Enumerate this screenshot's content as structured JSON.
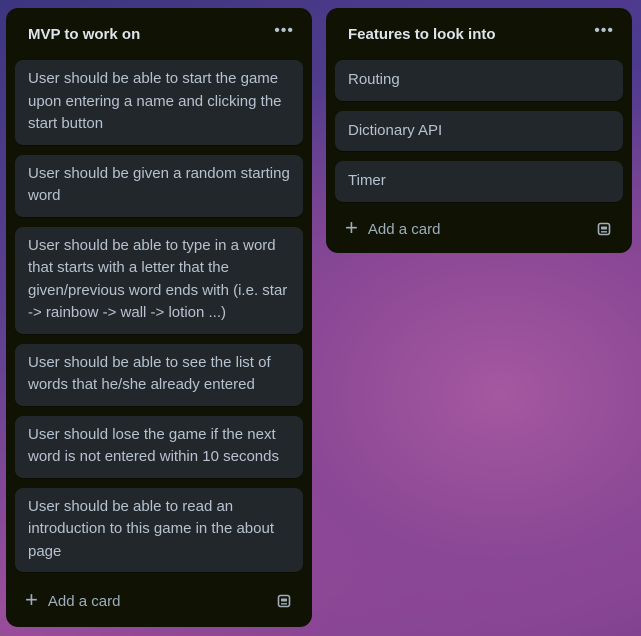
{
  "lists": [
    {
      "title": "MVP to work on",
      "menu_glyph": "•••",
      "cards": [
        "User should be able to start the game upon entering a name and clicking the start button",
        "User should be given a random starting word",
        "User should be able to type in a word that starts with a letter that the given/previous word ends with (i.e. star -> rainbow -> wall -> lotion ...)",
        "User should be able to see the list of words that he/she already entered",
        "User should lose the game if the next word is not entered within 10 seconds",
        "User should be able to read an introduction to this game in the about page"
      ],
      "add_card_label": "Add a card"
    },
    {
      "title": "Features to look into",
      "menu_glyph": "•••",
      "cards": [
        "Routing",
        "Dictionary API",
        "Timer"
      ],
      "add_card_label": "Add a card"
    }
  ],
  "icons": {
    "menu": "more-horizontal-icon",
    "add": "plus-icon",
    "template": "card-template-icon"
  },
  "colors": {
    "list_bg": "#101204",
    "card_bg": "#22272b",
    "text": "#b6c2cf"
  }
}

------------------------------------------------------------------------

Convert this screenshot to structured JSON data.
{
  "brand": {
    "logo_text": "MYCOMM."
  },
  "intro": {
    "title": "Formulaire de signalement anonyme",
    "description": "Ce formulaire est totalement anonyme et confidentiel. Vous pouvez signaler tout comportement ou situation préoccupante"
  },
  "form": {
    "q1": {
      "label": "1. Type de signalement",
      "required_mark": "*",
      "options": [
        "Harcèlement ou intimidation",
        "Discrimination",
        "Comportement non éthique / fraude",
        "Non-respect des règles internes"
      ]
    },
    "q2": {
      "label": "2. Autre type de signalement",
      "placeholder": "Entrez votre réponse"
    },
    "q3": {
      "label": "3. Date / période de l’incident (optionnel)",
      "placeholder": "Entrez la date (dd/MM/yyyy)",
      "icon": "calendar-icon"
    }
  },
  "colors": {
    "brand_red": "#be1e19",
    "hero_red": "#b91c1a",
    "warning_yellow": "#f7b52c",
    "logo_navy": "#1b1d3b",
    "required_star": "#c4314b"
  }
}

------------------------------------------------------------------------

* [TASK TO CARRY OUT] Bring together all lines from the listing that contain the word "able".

* [OUTPUT FOR THIS EXERCISE]
        "User should be able to start the game upon entering a name and clicking the start button",
        "User should be able to type in a word that starts with a letter that the given/previous word ends with (i.e. star -> rainbow -> wall -> lotion ...)",
        "User should be able to see the list of words that he/she already entered",
        "User should be able to read an introduction to this game in the about page"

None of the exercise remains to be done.